Tool belt protein links molecular ‘motor’ and ‘typewriter’ to keep DNA replication on track

12 June 2014

Crystal structure of the ‘toolbelt’ protein seen from the top, with the three docking sites visible.

Image: Crystal structure of the ‘toolbelt’ protein seen from the top, with the three docking sites visible.

Scientists at Cancer Research UK's London Research Institute (LRI; now part of the Francis Crick Institute) have described the structure of a protein that plays a key role in the DNA replication process.

The protein physically links a motor that unwinds the DNA double helix and a molecular 'typewriter' that sythesises a new DNA strand.

The work has implications for understanding and intervening in cancer, which can happen when the motor and typewriter stop working together properly.

Dr Alessandro Costa of LRI explained: "Each proliferating cell in our body needs to generate an accurate copy of its own chromosomes, before dividing. This task is performed by the replisome, a complex molecular machine.

"Within this replisome, the activities of the motor and typewriter need to be accurately orchestrated to preserve the physical integrity of our genome. Despite the crucial importance of the DNA replication process, we still have very little knowledge on how the replisome components interact with one another in our cells to copy DNA."

The team isolated individual replisome proteins and mixed them together to reconstitute a macromolecular assembly. They then used an electron microscope to image tens of thousands of individual molecules and computational methods to statistically analyse and average these molecules. Combining this information with protein crystallography allowed them to generate a structural model to explain how DNA unwinding and synthesis is coordinated in cells. Finally, the model was confirmed in a living organism.

They found that the linking protein works like a tool belt, made of three identical units that come together to form a ring, providing three docking sites. Both the DNA unwinding motor and the molecular typewriter possess a short 'tail' with an identical sequence of amino acids - these work like hooks that latch onto the tool belt.

Dr Costa said: "Uncoupling the activities of the DNA unwinding motor and the DNA typewriter can have severe consequences. For example, if the typewriter stops working while the motor keeps unwinding DNA this causes the accumulation large stretches of single-stranded DNA, which is much more fragile than the DNA double helix. This can lead to genomic instability, which is a hallmark of cancer cells.

"By learning how the DNA unwinding and synthesis machineries work together during genome replication, we can find the tools to intervene when things go wrong."

Next the team plans to investigate what the third space on the tool belt is for - and whether this third protein acts when the replisome encounters damaged DNA.

The paper, A Ctf4 trimer couples the CMG helicase to DNA polymerase α in the eukaryotic replisome, is published in Nature.

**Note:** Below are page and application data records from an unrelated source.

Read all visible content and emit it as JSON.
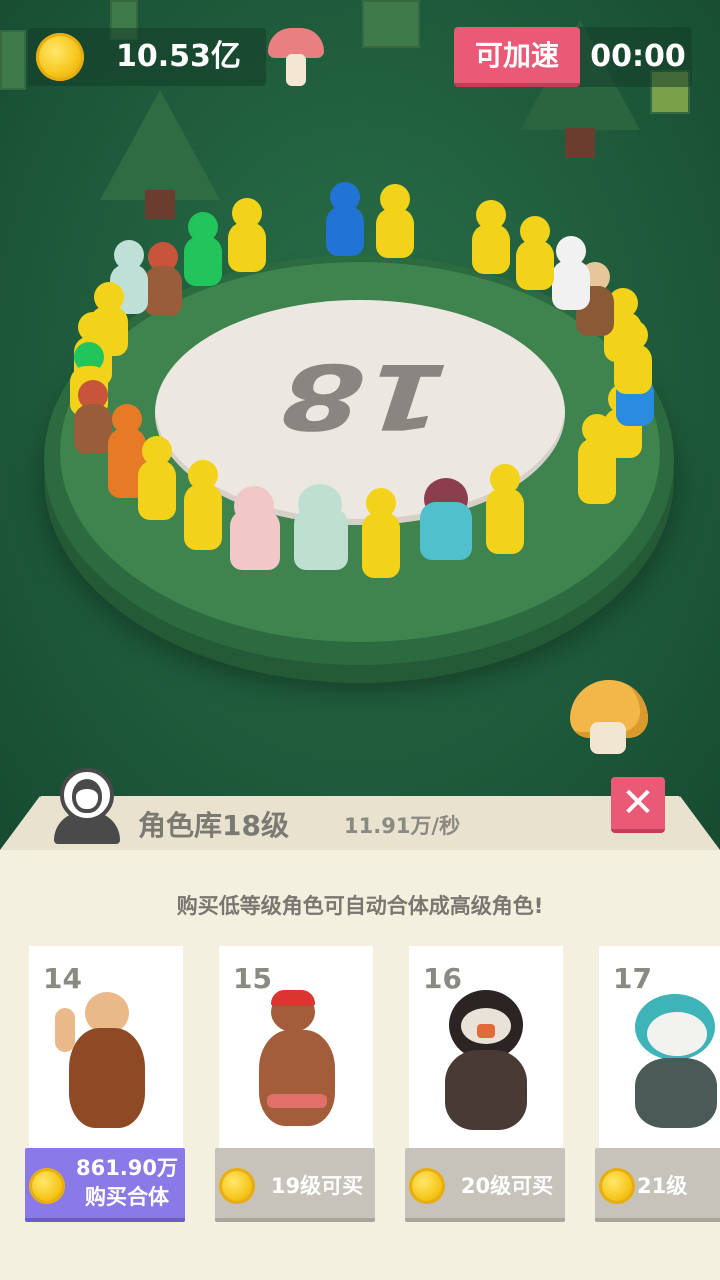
{
  "hud": {
    "coins": "10.53亿",
    "speed_button": "可加速",
    "timer": "00:00"
  },
  "scene": {
    "platform_number": "18"
  },
  "panel": {
    "title": "角色库18级",
    "rate": "11.91万/秒",
    "close_glyph": "✕",
    "hint": "购买低等级角色可自动合体成高级角色!"
  },
  "cards": [
    {
      "level": "14",
      "price": "861.90万",
      "action": "购买合体",
      "state": "available"
    },
    {
      "level": "15",
      "label": "19级可买",
      "state": "locked"
    },
    {
      "level": "16",
      "label": "20级可买",
      "state": "locked"
    },
    {
      "level": "17",
      "label": "21级",
      "state": "locked"
    }
  ],
  "colors": {
    "accent_pink": "#ea5a76",
    "buy_purple": "#8a7ae8",
    "locked_gray": "#c7c3bb",
    "coin_gold": "#f6c51a"
  },
  "icons": [
    "coin-icon",
    "mushroom",
    "avatar-icon",
    "close-icon"
  ]
}
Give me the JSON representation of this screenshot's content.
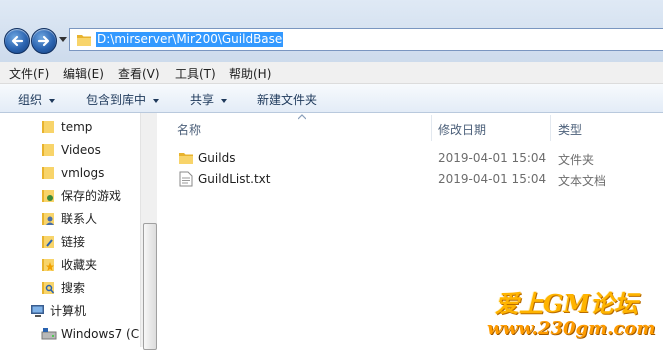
{
  "address": {
    "path": "D:\\mirserver\\Mir200\\GuildBase"
  },
  "menu": [
    "文件(F)",
    "编辑(E)",
    "查看(V)",
    "工具(T)",
    "帮助(H)"
  ],
  "toolbar": {
    "organize": "组织",
    "include_library": "包含到库中",
    "share": "共享",
    "new_folder": "新建文件夹"
  },
  "nav": [
    {
      "label": "temp",
      "icon": "folder-icon"
    },
    {
      "label": "Videos",
      "icon": "folder-icon"
    },
    {
      "label": "vmlogs",
      "icon": "folder-icon"
    },
    {
      "label": "保存的游戏",
      "icon": "saved-games-icon"
    },
    {
      "label": "联系人",
      "icon": "contacts-icon"
    },
    {
      "label": "链接",
      "icon": "links-icon"
    },
    {
      "label": "收藏夹",
      "icon": "favorites-icon"
    },
    {
      "label": "搜索",
      "icon": "search-folder-icon"
    },
    {
      "label": "计算机",
      "icon": "computer-icon"
    },
    {
      "label": "Windows7 (C:",
      "icon": "drive-icon"
    }
  ],
  "columns": {
    "name": "名称",
    "modified": "修改日期",
    "type": "类型"
  },
  "files": [
    {
      "name": "Guilds",
      "modified": "2019-04-01 15:04",
      "type": "文件夹",
      "icon": "folder-icon"
    },
    {
      "name": "GuildList.txt",
      "modified": "2019-04-01 15:04",
      "type": "文本文档",
      "icon": "text-file-icon"
    }
  ],
  "watermark": {
    "line1": "爱上GM论坛",
    "line2": "www.230gm.com"
  },
  "colors": {
    "selection": "#3399ff",
    "folder": "#f5c542",
    "watermark": "#ffb400"
  }
}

  • New research has uncovered the structure of a protein that physically links amotor that unwinds the DNA double helix and the molecular 'typewriter' that sythesises a new DNA strand in the DNA replication process.
  • Correct DNA replication by cells is important because cancer can occur if the process goes awry.
  • The work was carried out by scientists at Cancer Research UK's London Research Institute, the University of Cambridge and the Medical Research Council Protein Phosphorylation and Ubiquitylation Unit at the University of Dundee.